Showing support for the troops on Pachino DayPosted by CoryCruise on July 13, 2010 | No comments
Niagara This Week – St. Catharines Jul. 13, 2010
Canada Day may have been at the beginning of the month, but patriotism in Niagara Falls didn’t stop there.
On Saturday afternoon, flags were flying and spirits were running high at the “Support the Troops” rally at the Royal Canadian Legion Branch 51 on Fraser Street.
The event kicked off at 1 p.m. and featured live entertainment in the form of local rockers Black Creek and Cory Cruise, whose brother Jesse Obee serves with the Canadian Forces. There was plenty of food and, of course, lots of Canadian flags.
Mike Blais, event organizer, said it’s important for Canadians to show their support for the troops.
“I’m worried that people are getting a little complacent in supporting the troops,” he said. “It’s important to let them know that we’re thinking about them and support them.”
Attendees at the rally were able to show that support by signing the “Travelling Flag” – a Canadian flag that has been across the country, and back again. People show their support by signing on the red portion of the flag, while on the white portion are the names of the 150 Canadian Forces members who have been killed while serving in Afghanistan and the four civilian casualties, which include a journalist and diplomat.
Sue Obee from St. Catharines signed the flag twice, once with her own name and the second time with the name of her son, Jesse, who has served in Afghanistan and is currently at the Canadian Forces Base Petawawa.
“He really wanted to be here, but it just wasn’t possible because he’s on course right now,” she said. Her eldest son, Cory Cruise, also signed the flag and performed at the event.
Blais said the flag will be making its way across the country, collecting signatures, before heading to Afghanistan in November with a member of the Royal Canadian Regiment. Eventually, he said, it will be on display in the war museum once the troops return home.
“Lots of people came today just to the sign the flag,” he said. “They apologized for not being able to stay but they said they really wanted to sign the flag.”

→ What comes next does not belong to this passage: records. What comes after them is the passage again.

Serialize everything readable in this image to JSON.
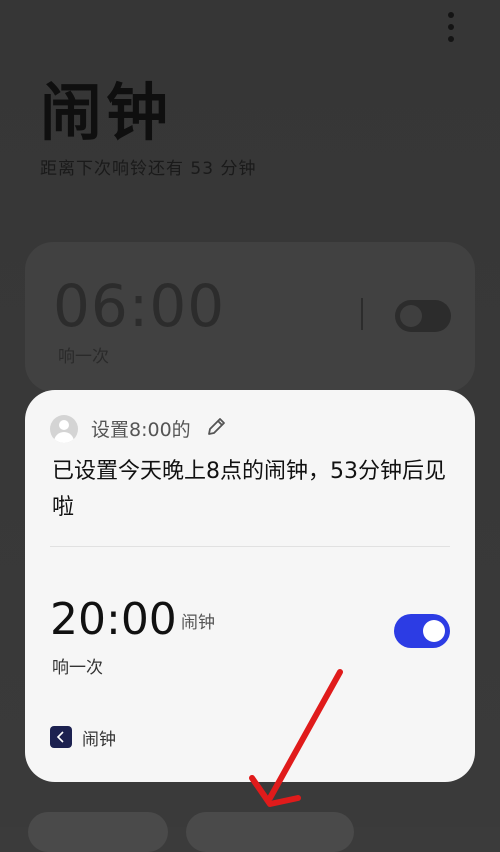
{
  "header": {
    "title": "闹钟",
    "next_alarm_text": "距离下次响铃还有 53 分钟",
    "menu_icon": "more-vertical-icon"
  },
  "background_alarm": {
    "time": "06:00",
    "repeat": "响一次",
    "enabled": false
  },
  "assistant_card": {
    "command": "设置8:00的",
    "reply": "已设置今天晚上8点的闹钟，53分钟后见啦",
    "alarm_time": "20:00",
    "alarm_label": "闹钟",
    "repeat": "响一次",
    "enabled": true,
    "app_name": "闹钟"
  },
  "colors": {
    "toggle_on": "#2c3ce4",
    "arrow": "#e01b1b",
    "card_bg": "#f6f6f6",
    "overlay_bg": "#3b3b3b"
  }
}
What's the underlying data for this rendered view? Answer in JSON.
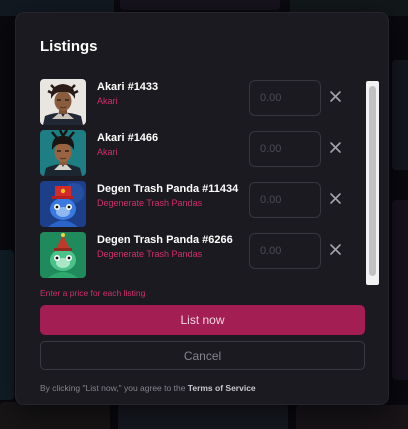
{
  "modal": {
    "title": "Listings",
    "error_message": "Enter a price for each listing",
    "primary_button": "List now",
    "secondary_button": "Cancel",
    "legal_prefix": "By clicking \"List now,\" you agree to the ",
    "legal_link": "Terms of Service"
  },
  "listings": [
    {
      "name": "Akari #1433",
      "collection": "Akari",
      "price_placeholder": "0.00"
    },
    {
      "name": "Akari #1466",
      "collection": "Akari",
      "price_placeholder": "0.00"
    },
    {
      "name": "Degen Trash Panda #11434",
      "collection": "Degenerate Trash Pandas",
      "price_placeholder": "0.00"
    },
    {
      "name": "Degen Trash Panda #6266",
      "collection": "Degenerate Trash Pandas",
      "price_placeholder": "0.00"
    }
  ],
  "colors": {
    "accent": "#a31e52",
    "accent_text": "#d32e6c",
    "modal_background": "#1b1a20",
    "page_background": "#0c0c10"
  },
  "icons": {
    "remove": "close-icon"
  }
}
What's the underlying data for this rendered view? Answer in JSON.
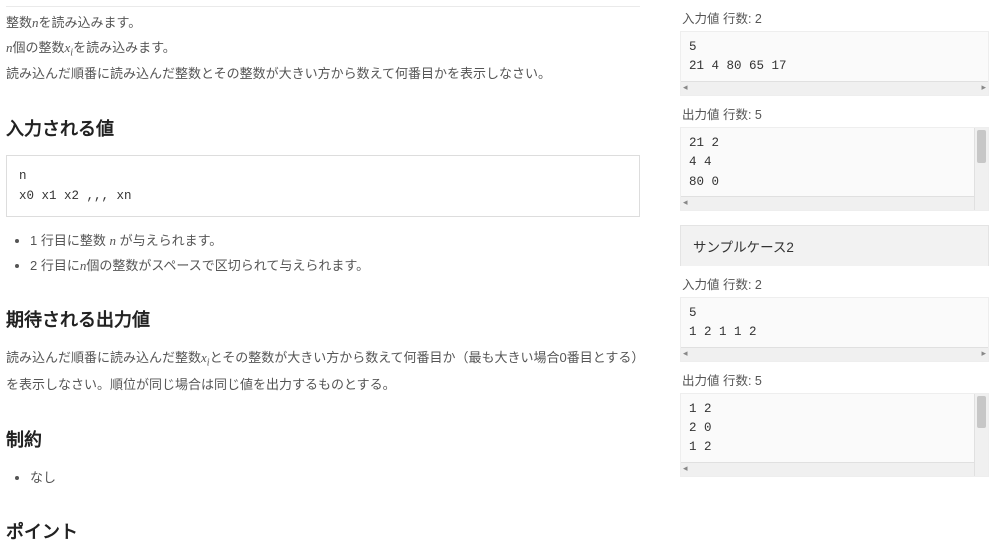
{
  "main": {
    "desc": {
      "l1_pre": "整数",
      "l1_var": "n",
      "l1_post": "を読み込みます。",
      "l2_var": "n",
      "l2_mid": "個の整数",
      "l2_xi_x": "x",
      "l2_xi_i": "i",
      "l2_post": "を読み込みます。",
      "l3": "読み込んだ順番に読み込んだ整数とその整数が大きい方から数えて何番目かを表示しなさい。"
    },
    "h_input": "入力される値",
    "input_block": "n\nx0 x1 x2 ,,, xn",
    "input_notes": {
      "n1_pre": "1 行目に整数 ",
      "n1_var": "n",
      "n1_post": " が与えられます。",
      "n2_pre": "2 行目に",
      "n2_var": "n",
      "n2_post": "個の整数がスペースで区切られて与えられます。"
    },
    "h_expected": "期待される出力値",
    "expected_p_pre": "読み込んだ順番に読み込んだ整数",
    "expected_xi_x": "x",
    "expected_xi_i": "i",
    "expected_p_post": "とその整数が大きい方から数えて何番目か（最も大きい場合0番目とする）を表示しなさい。順位が同じ場合は同じ値を出力するものとする。",
    "h_constraints": "制約",
    "constraint_none": "なし",
    "h_points": "ポイント"
  },
  "side": {
    "case1": {
      "in_label": "入力値 行数: 2",
      "in_text": "5\n21 4 80 65 17",
      "out_label": "出力値 行数: 5",
      "out_text": "21 2\n4 4\n80 0"
    },
    "case2": {
      "title": "サンプルケース2",
      "in_label": "入力値 行数: 2",
      "in_text": "5\n1 2 1 1 2",
      "out_label": "出力値 行数: 5",
      "out_text": "1 2\n2 0\n1 2"
    }
  }
}
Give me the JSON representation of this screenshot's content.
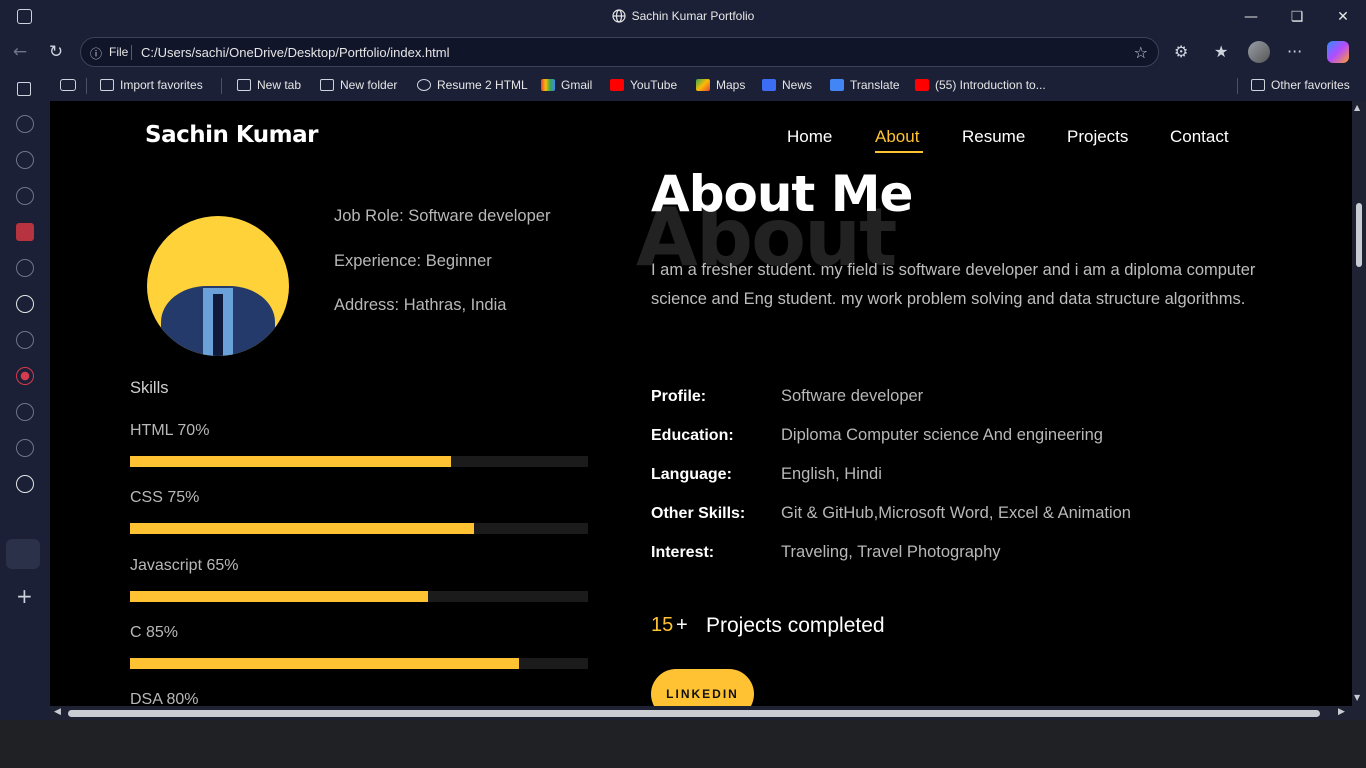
{
  "browser": {
    "window_title": "Sachin Kumar Portfolio",
    "address_scheme": "File",
    "address_url": "C:/Users/sachi/OneDrive/Desktop/Portfolio/index.html",
    "favorites": [
      "Import favorites",
      "New tab",
      "New folder",
      "Resume 2 HTML",
      "Gmail",
      "YouTube",
      "Maps",
      "News",
      "Translate",
      "(55) Introduction to..."
    ],
    "other_favorites": "Other favorites"
  },
  "site": {
    "brand": "Sachin Kumar",
    "nav": [
      "Home",
      "About",
      "Resume",
      "Projects",
      "Contact"
    ],
    "active_nav": "About"
  },
  "profile": {
    "job_role": "Job Role: Software developer",
    "experience": "Experience: Beginner",
    "address": "Address: Hathras, India"
  },
  "skills": {
    "title": "Skills",
    "items": [
      {
        "label": "HTML 70%",
        "percent": 70
      },
      {
        "label": "CSS 75%",
        "percent": 75
      },
      {
        "label": "Javascript 65%",
        "percent": 65
      },
      {
        "label": "C 85%",
        "percent": 85
      },
      {
        "label": "DSA 80%",
        "percent": 80
      }
    ]
  },
  "about": {
    "bg_word": "About",
    "title": "About Me",
    "description": "I am a fresher student. my field is software developer and i am a diploma computer science and Eng student. my work problem solving and data structure algorithms.",
    "details": [
      {
        "key": "Profile:",
        "value": "Software developer"
      },
      {
        "key": "Education:",
        "value": "Diploma Computer science And engineering"
      },
      {
        "key": "Language:",
        "value": "English, Hindi"
      },
      {
        "key": "Other Skills:",
        "value": "Git & GitHub,Microsoft Word, Excel & Animation"
      },
      {
        "key": "Interest:",
        "value": "Traveling, Travel Photography"
      }
    ],
    "projects_count": "15",
    "projects_plus": "+",
    "projects_label": "Projects completed",
    "linkedin_label": "LINKEDIN"
  },
  "colors": {
    "accent": "#ffc233",
    "page_bg": "#000000",
    "browser_chrome": "#1b2036"
  }
}
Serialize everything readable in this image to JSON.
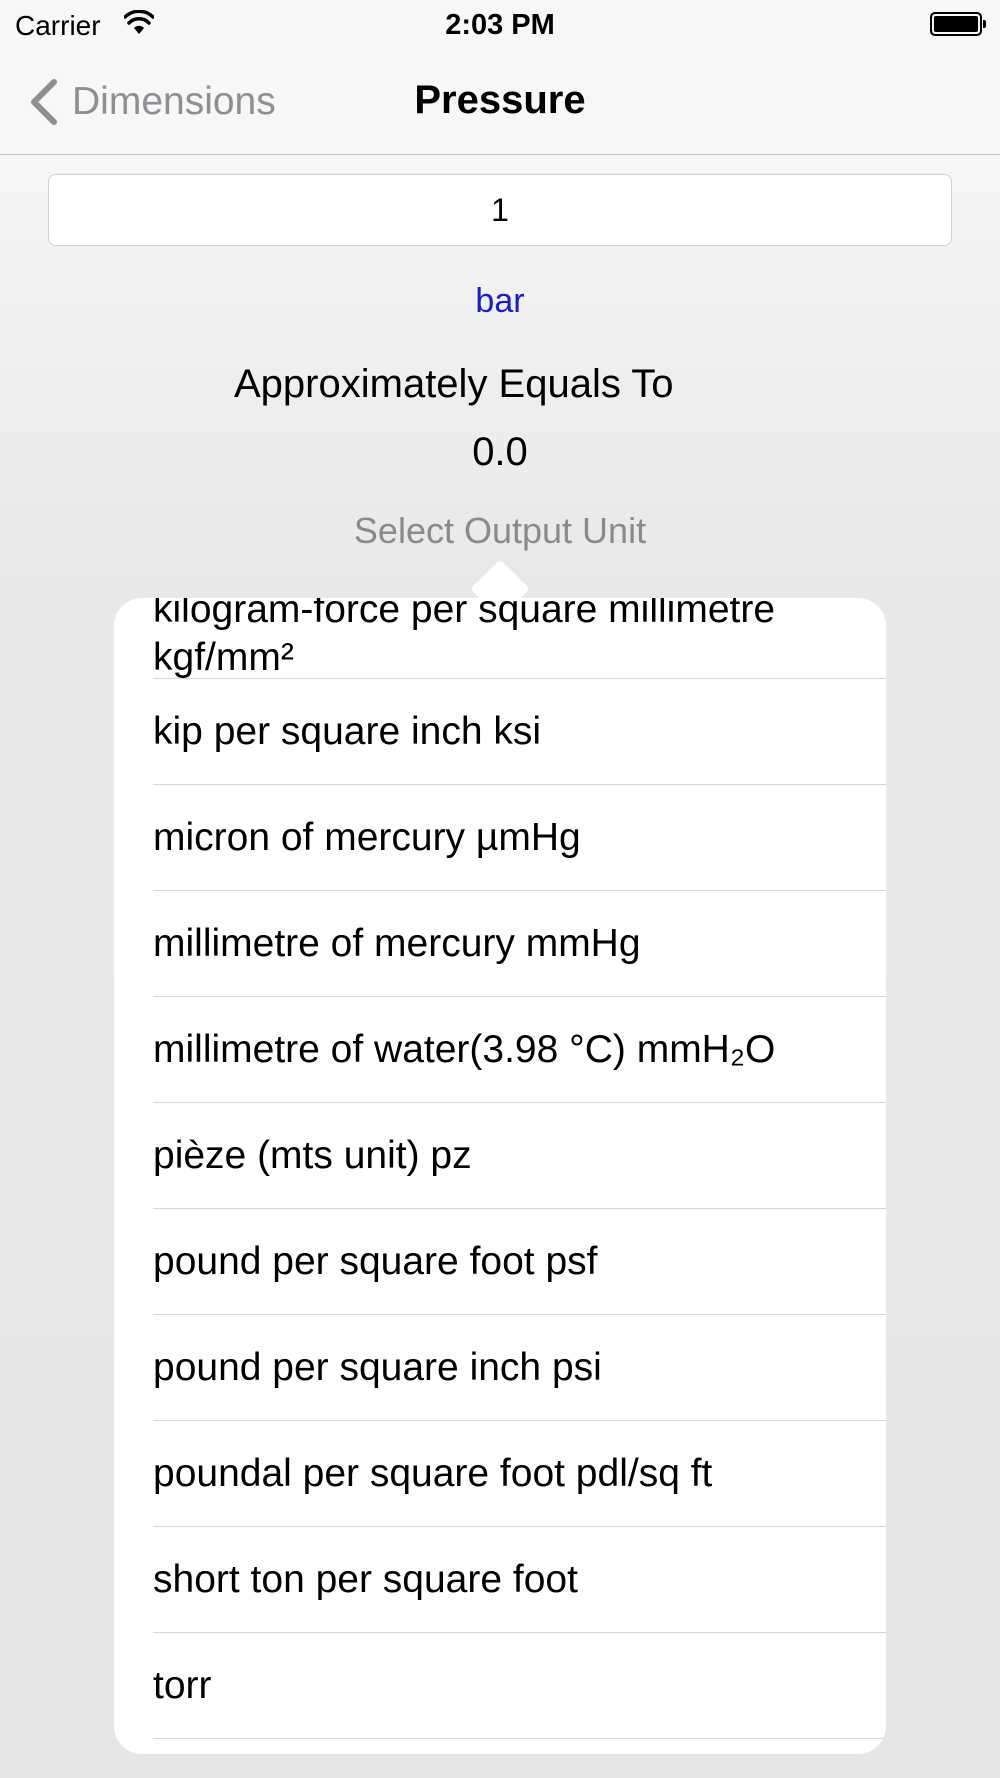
{
  "status_bar": {
    "carrier": "Carrier",
    "time": "2:03 PM"
  },
  "nav": {
    "back_label": "Dimensions",
    "title": "Pressure"
  },
  "converter": {
    "input_value": "1",
    "input_unit": "bar",
    "approx_label": "Approximately Equals To",
    "result": "0.0",
    "select_output_label": "Select Output Unit"
  },
  "output_units": [
    {
      "label": "kilogram-force per square millimetre",
      "label_line2": "kgf/mm²"
    },
    {
      "label": "kip per square inch ksi"
    },
    {
      "label": "micron of mercury µmHg"
    },
    {
      "label": "millimetre of mercury mmHg"
    },
    {
      "label": "millimetre of water(3.98 °C)  mmH₂O"
    },
    {
      "label": "pièze (mts unit) pz"
    },
    {
      "label": "pound per square foot psf"
    },
    {
      "label": "pound per square inch psi"
    },
    {
      "label": "poundal per square foot pdl/sq ft"
    },
    {
      "label": "short ton per square foot"
    },
    {
      "label": "torr"
    }
  ],
  "colors": {
    "link_blue": "#1a1ad6",
    "back_gray": "#8e8e93",
    "hint_gray": "#8a8a8a"
  },
  "icons": {
    "back": "chevron-left-icon",
    "wifi": "wifi-icon",
    "battery": "battery-icon"
  }
}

Speaking to the crowd on Saturday afternoon, Blais said that while Canada will have been at war in Afghanistan for almost 10 years by the time of the scheduled end of the Canadian mission next year, the nation’s collective resolve has been tested.
“Tragically, the Niagara region has not been spared of the heartbreaking grief, and five exceedingly courageous soldiers have been slain,” he said. “As a community, we have shared profound sadness and demonstrated great empathy for the loved ones of those the valiant have left behind.”
For those who weren’t able to attend the event but are looking for a way to show their support at home, Blais said the best way is to wear red on Fridays.
“It’s so simple and maybe even seems a little insignificant, but it really does matter,” he said. “You would not believe the amount of people, strangers, who have come up to me and thanked me for wearing red.
Families of people serving overseas, soldiers who have returned home, and families who have lost someone in combat – they’ll come up and thank me or give me a hug. It matters to them.”
The rally was tied into Branch 51’s annual Battle of Pachino Day event where members gather and eat a bowl of “lousy” spaghetti and drink a glass of wine.
“It’s just what they did then,” he said.
The Battle of Pachino took place on July 10, 1943, and marked the invasion of Sicily.